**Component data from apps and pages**
*-*-*

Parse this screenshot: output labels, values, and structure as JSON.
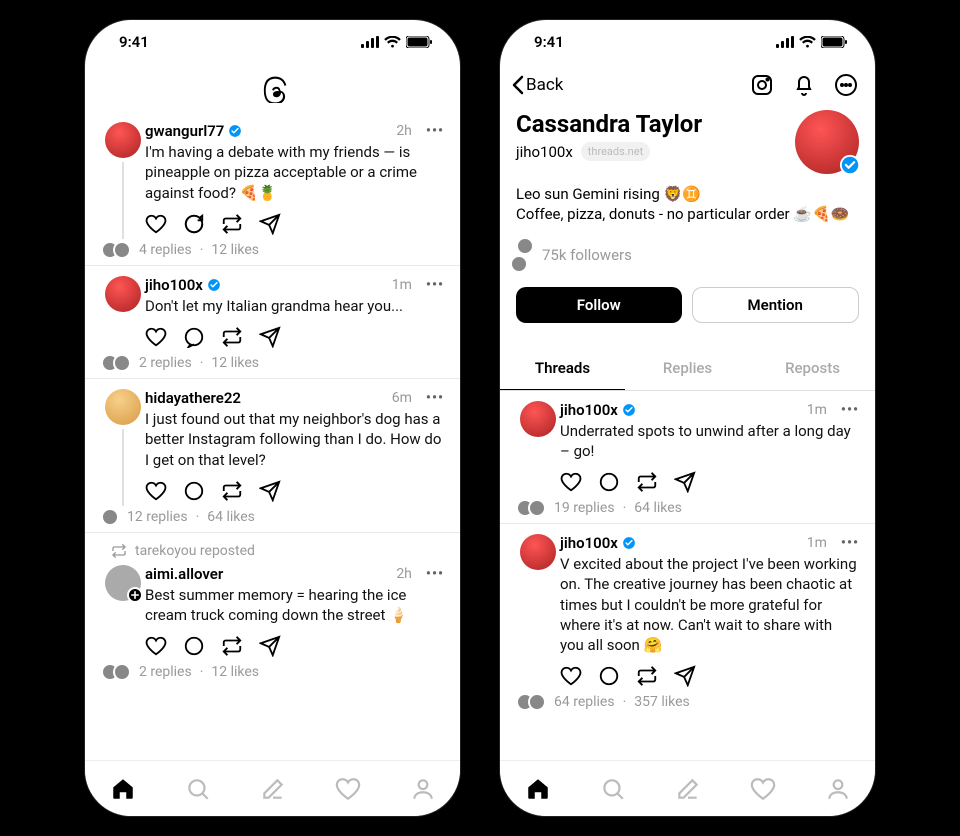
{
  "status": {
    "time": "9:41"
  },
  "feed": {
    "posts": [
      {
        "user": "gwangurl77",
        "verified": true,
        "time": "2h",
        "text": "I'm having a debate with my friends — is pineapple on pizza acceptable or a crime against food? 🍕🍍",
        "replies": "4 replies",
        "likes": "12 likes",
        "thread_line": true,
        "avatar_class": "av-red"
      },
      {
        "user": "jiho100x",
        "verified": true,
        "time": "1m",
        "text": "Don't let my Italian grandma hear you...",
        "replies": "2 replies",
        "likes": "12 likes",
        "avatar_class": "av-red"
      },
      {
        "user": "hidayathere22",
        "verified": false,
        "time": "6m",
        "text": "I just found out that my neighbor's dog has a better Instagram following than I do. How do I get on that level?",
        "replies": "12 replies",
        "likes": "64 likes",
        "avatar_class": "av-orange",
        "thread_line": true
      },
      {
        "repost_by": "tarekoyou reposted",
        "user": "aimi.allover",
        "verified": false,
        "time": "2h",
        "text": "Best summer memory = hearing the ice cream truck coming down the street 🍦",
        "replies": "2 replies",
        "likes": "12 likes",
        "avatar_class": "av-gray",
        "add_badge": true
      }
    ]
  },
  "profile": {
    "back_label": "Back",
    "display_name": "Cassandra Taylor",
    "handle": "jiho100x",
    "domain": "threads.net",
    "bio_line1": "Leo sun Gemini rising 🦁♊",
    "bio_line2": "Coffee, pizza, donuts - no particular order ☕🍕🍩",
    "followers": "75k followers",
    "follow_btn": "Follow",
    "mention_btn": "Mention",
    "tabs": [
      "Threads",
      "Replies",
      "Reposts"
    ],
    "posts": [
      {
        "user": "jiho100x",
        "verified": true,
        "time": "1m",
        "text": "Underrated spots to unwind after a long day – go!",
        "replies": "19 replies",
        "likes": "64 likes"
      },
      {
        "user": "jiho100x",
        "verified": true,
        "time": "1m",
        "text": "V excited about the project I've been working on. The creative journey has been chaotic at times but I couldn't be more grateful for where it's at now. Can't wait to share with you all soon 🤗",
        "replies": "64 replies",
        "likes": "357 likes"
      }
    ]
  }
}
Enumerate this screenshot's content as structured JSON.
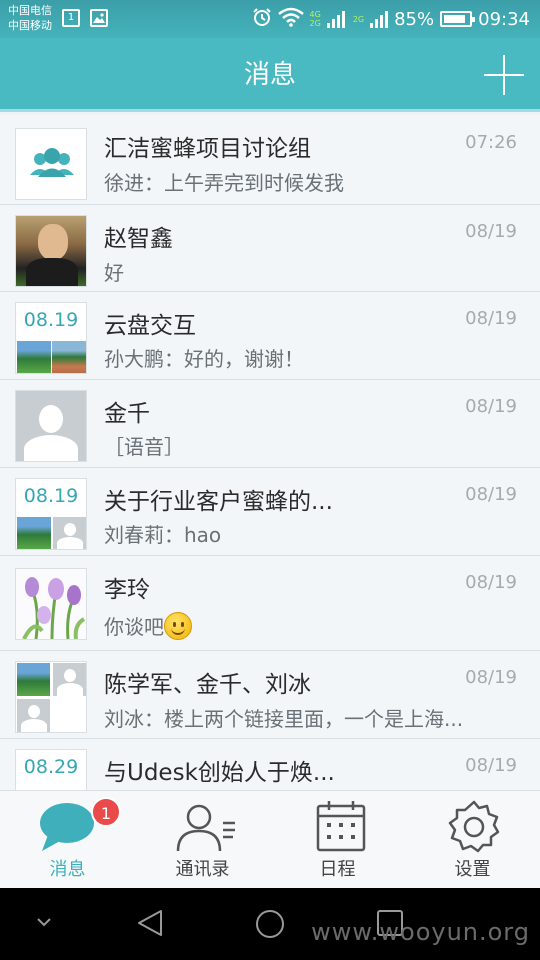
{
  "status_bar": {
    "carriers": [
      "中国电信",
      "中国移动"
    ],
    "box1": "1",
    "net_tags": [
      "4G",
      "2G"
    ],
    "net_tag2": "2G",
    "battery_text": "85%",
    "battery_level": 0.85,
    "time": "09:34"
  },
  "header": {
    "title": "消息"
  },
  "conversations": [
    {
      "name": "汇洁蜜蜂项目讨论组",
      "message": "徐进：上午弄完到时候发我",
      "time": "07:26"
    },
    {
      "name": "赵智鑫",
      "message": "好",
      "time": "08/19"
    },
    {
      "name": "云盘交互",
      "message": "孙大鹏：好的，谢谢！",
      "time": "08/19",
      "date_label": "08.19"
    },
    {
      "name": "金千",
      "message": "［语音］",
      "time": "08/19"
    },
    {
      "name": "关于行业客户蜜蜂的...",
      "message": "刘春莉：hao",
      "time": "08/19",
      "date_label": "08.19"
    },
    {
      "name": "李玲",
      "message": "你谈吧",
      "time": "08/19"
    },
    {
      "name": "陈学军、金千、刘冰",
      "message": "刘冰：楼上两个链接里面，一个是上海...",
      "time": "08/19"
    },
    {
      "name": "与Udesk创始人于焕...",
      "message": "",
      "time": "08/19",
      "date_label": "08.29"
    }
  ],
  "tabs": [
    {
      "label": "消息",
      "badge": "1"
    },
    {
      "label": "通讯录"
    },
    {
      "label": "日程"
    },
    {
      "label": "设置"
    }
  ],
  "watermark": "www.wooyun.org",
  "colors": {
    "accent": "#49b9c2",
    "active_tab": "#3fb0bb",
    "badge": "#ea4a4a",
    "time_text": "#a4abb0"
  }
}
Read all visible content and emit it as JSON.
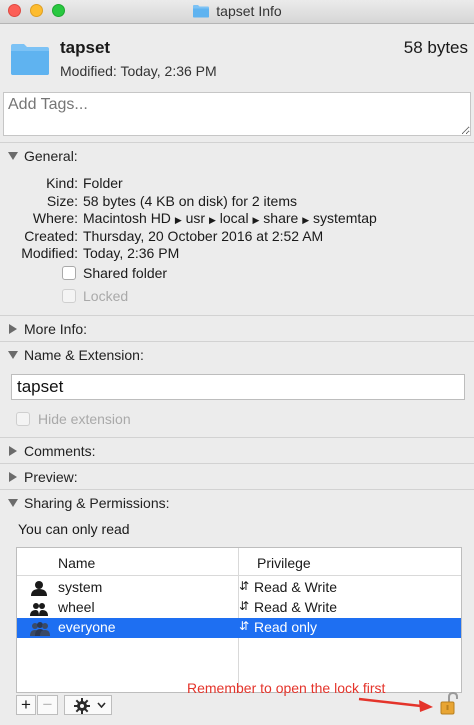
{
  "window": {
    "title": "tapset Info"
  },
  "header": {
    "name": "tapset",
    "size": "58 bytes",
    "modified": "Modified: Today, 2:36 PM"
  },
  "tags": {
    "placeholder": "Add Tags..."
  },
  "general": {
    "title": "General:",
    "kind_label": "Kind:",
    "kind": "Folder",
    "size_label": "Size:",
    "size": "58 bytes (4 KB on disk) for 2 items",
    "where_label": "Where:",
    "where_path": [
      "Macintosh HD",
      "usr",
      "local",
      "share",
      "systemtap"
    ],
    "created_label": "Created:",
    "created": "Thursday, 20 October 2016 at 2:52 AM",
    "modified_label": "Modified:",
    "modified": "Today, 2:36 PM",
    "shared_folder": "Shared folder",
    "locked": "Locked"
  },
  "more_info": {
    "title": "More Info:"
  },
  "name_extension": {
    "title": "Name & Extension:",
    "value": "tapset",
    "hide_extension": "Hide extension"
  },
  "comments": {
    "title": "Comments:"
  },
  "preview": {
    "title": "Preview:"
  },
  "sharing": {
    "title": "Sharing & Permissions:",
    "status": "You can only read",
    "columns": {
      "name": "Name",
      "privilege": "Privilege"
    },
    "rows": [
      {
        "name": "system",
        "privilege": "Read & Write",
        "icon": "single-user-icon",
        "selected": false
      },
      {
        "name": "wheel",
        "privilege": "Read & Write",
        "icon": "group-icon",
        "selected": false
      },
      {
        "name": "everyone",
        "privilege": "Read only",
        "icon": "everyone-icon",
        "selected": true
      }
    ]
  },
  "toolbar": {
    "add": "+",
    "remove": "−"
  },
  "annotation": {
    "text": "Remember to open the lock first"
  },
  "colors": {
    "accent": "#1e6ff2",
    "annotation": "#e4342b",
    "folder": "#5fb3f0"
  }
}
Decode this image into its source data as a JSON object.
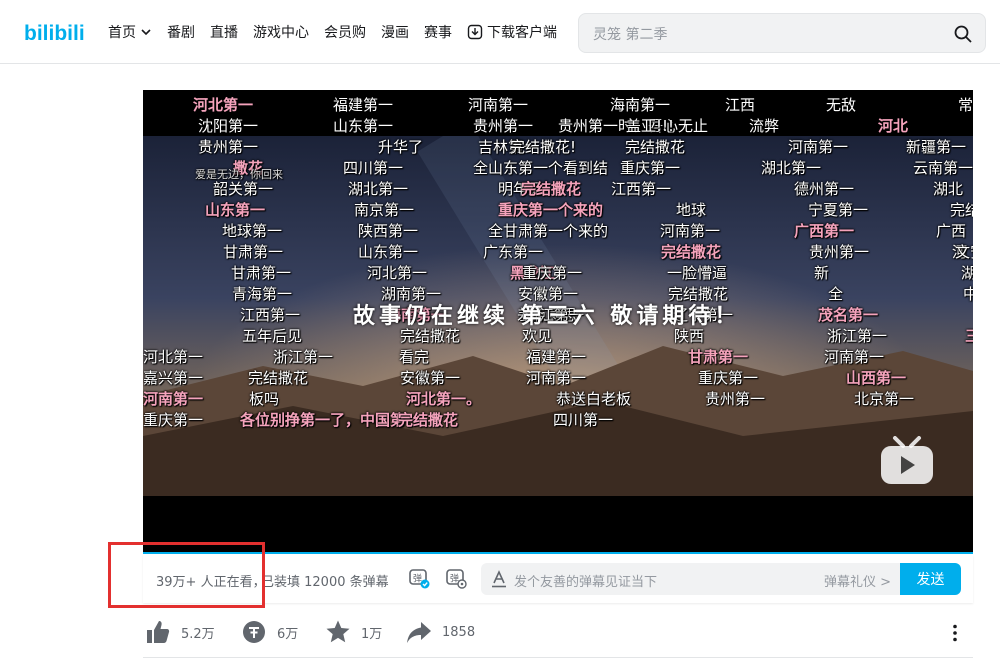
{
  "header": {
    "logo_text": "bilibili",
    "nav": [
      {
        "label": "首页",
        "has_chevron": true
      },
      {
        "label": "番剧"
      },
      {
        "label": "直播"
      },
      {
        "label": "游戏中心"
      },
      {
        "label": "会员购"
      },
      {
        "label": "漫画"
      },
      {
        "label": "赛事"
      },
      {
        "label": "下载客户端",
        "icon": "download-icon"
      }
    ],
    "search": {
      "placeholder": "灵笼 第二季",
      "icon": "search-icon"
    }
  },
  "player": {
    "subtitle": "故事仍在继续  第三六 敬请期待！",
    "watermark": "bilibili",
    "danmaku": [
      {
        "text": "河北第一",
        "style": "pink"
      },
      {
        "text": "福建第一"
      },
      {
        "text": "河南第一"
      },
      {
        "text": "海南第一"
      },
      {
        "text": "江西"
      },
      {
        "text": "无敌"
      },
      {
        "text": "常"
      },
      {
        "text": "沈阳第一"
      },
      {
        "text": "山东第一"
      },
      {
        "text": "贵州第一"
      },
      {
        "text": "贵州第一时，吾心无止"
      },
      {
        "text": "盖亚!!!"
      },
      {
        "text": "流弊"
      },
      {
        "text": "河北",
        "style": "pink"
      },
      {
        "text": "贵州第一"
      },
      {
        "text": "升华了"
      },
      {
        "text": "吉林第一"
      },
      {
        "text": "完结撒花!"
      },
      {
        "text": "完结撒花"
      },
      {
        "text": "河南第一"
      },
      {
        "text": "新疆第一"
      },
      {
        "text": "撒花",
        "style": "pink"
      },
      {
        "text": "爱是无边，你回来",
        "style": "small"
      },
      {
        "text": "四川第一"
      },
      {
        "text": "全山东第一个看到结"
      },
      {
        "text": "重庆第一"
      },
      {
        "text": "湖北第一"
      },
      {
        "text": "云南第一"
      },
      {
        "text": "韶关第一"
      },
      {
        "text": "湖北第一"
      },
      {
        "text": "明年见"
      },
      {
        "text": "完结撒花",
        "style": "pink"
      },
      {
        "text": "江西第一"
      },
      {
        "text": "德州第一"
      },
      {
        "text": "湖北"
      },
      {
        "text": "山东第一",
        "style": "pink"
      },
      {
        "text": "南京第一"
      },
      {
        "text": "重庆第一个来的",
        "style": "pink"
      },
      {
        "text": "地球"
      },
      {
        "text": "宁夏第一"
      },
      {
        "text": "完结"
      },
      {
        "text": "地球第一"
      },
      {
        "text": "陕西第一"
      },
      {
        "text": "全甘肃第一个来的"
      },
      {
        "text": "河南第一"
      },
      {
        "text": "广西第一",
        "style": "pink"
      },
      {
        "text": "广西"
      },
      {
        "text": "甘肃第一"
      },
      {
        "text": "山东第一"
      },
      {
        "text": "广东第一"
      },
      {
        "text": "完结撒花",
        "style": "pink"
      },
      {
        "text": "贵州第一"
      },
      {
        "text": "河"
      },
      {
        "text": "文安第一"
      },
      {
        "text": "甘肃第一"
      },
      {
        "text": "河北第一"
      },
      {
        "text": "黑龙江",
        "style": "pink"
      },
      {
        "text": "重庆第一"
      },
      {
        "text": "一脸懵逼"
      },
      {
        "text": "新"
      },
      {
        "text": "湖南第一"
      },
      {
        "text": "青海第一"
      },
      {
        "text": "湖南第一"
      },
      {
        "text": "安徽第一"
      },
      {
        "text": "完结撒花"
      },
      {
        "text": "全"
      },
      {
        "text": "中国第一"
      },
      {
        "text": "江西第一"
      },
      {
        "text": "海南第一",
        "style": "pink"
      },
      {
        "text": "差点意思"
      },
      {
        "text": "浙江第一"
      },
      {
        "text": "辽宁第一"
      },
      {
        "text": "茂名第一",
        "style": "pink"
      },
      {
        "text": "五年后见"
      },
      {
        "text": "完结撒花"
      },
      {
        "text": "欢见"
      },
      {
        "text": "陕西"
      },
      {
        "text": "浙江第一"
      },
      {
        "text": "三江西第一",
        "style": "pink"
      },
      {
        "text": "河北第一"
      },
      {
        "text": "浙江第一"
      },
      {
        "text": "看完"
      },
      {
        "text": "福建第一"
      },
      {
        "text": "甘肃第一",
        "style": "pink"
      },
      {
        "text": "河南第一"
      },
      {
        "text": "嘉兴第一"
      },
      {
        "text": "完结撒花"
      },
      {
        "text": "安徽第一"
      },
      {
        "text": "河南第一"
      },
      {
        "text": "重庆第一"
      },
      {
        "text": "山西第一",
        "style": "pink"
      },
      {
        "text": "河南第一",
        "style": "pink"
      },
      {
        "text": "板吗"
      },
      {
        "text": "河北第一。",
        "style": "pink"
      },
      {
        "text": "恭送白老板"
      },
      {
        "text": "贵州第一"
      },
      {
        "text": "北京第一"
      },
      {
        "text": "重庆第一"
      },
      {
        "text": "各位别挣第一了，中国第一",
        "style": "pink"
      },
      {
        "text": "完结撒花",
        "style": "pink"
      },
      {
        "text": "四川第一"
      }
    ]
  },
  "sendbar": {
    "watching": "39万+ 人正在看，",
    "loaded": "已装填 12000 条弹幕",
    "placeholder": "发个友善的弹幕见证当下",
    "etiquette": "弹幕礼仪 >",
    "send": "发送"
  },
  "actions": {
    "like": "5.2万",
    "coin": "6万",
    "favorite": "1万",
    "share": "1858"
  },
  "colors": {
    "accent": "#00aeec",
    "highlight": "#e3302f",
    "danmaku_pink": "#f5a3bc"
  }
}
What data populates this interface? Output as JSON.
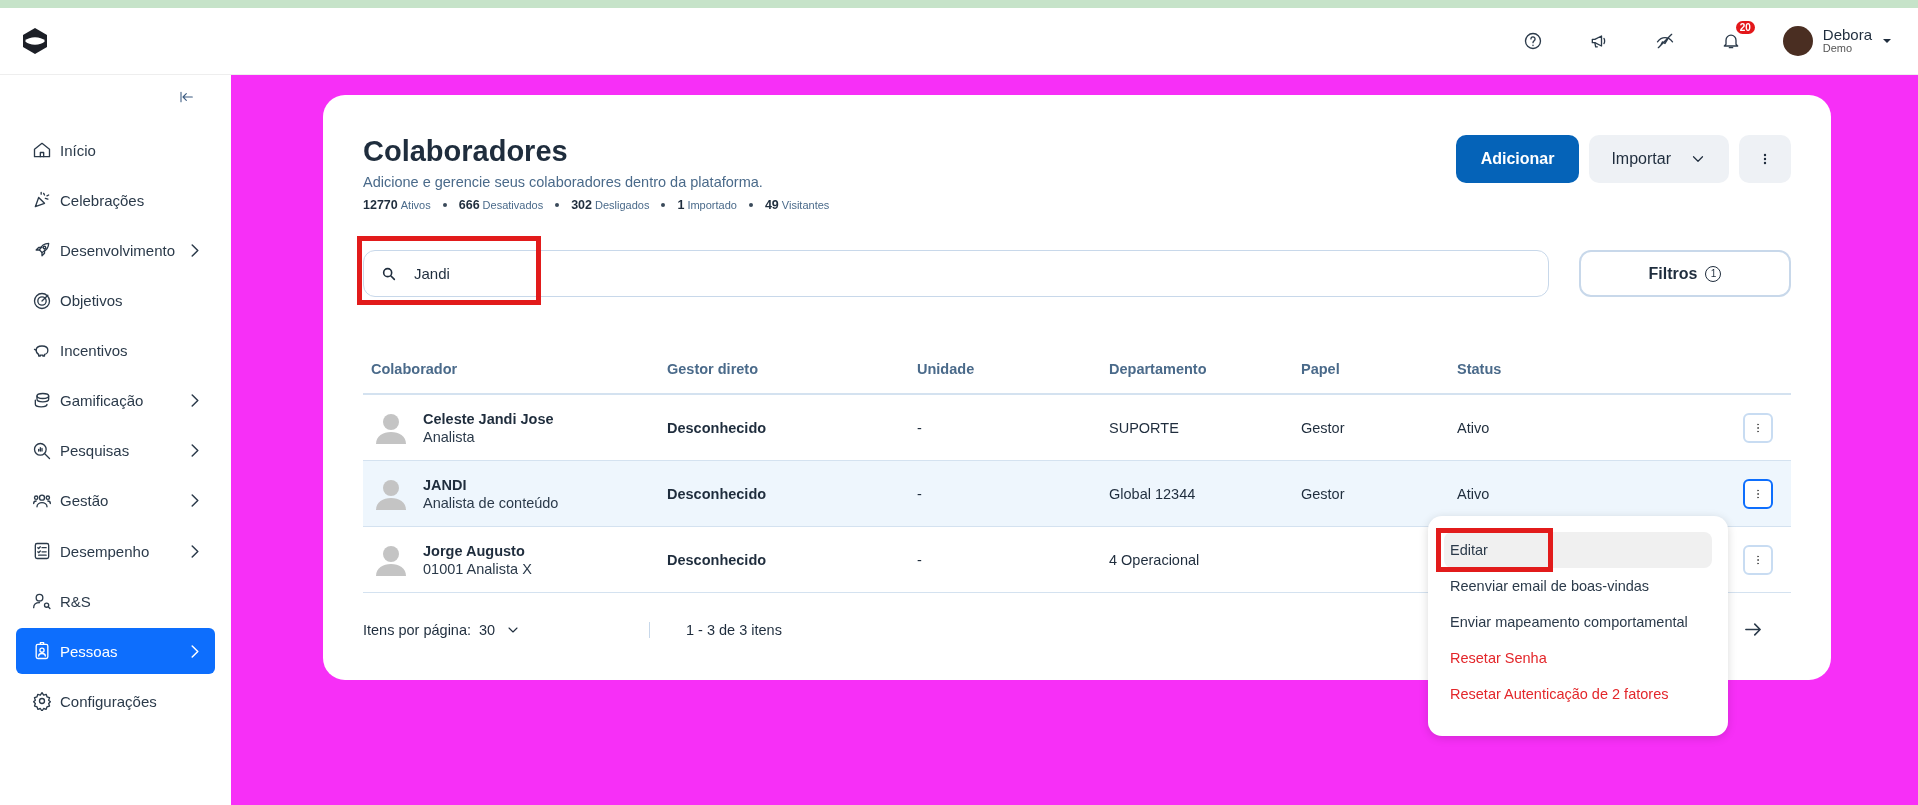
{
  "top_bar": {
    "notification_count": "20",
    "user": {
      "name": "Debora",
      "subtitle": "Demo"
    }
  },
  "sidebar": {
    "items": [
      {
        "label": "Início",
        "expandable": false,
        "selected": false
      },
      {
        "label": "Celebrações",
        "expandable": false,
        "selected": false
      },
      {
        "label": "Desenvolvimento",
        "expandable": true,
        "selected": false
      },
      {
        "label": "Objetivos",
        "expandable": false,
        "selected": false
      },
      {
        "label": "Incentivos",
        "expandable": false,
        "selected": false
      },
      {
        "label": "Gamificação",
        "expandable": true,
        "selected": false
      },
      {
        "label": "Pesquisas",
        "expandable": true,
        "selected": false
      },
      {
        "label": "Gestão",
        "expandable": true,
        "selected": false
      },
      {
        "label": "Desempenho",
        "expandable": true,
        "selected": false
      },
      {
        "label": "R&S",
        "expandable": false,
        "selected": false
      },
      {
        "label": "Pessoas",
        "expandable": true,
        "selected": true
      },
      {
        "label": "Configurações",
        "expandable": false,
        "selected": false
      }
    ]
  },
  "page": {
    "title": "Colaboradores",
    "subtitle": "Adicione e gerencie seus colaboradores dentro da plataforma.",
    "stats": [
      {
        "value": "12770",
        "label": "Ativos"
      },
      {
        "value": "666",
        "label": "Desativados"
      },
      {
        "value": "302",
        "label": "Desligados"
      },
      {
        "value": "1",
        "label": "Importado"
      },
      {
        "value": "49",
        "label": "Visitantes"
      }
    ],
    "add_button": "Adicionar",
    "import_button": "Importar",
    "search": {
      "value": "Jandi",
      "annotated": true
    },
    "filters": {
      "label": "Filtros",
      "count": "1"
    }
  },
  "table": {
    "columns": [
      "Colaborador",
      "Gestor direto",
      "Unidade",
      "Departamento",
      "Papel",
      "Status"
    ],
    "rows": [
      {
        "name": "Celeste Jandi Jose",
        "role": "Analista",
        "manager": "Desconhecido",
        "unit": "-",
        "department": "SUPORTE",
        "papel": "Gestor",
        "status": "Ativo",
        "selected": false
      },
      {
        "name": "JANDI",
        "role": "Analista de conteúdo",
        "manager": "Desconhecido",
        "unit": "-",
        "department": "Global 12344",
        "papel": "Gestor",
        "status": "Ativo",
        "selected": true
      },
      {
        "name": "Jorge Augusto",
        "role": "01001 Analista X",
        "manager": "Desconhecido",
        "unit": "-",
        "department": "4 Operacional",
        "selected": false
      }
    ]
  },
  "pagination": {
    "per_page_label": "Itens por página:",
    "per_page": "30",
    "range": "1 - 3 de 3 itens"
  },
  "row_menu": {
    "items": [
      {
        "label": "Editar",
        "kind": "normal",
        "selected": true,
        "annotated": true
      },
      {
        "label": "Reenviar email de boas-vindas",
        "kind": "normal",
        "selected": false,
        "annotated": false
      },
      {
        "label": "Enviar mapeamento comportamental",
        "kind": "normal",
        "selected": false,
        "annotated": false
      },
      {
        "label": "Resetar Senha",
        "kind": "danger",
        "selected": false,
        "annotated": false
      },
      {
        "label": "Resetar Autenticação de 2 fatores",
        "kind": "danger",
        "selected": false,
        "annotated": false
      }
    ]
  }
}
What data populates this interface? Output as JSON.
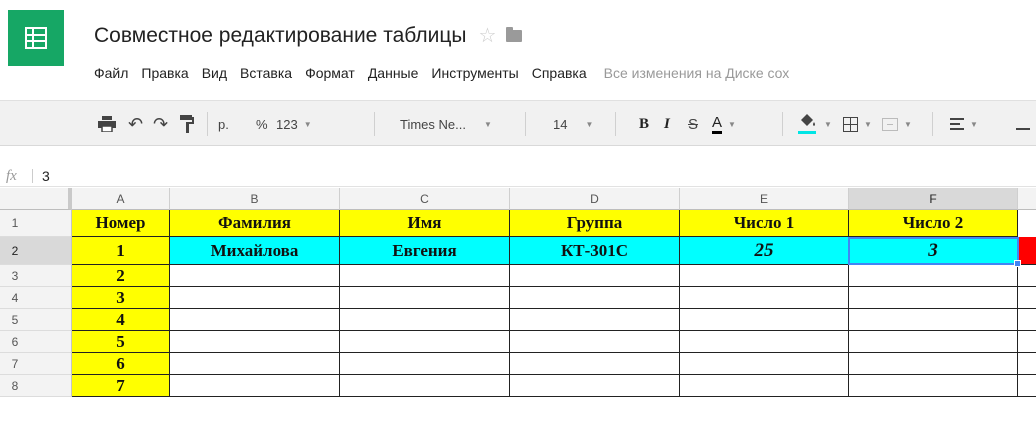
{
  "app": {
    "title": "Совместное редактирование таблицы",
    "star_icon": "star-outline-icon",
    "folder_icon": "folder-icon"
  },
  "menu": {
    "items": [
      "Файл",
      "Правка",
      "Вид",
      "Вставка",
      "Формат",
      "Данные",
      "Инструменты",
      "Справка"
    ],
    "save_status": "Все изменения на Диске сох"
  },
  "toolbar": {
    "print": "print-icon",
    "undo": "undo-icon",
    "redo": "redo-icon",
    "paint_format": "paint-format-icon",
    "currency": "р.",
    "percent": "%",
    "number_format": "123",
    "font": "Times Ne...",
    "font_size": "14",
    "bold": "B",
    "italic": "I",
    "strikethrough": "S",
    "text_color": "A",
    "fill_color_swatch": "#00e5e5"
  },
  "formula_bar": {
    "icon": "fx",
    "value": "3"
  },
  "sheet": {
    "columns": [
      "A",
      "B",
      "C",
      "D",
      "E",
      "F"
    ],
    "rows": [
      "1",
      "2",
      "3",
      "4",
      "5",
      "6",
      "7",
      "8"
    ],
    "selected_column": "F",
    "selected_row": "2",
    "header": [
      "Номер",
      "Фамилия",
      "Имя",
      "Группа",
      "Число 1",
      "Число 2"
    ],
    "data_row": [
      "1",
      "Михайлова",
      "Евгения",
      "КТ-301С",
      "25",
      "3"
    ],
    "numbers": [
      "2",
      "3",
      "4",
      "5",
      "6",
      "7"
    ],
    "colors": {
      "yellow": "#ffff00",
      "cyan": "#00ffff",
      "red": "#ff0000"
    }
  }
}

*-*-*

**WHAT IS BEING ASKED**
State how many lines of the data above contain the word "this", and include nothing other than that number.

**RESPONSE AREA**
5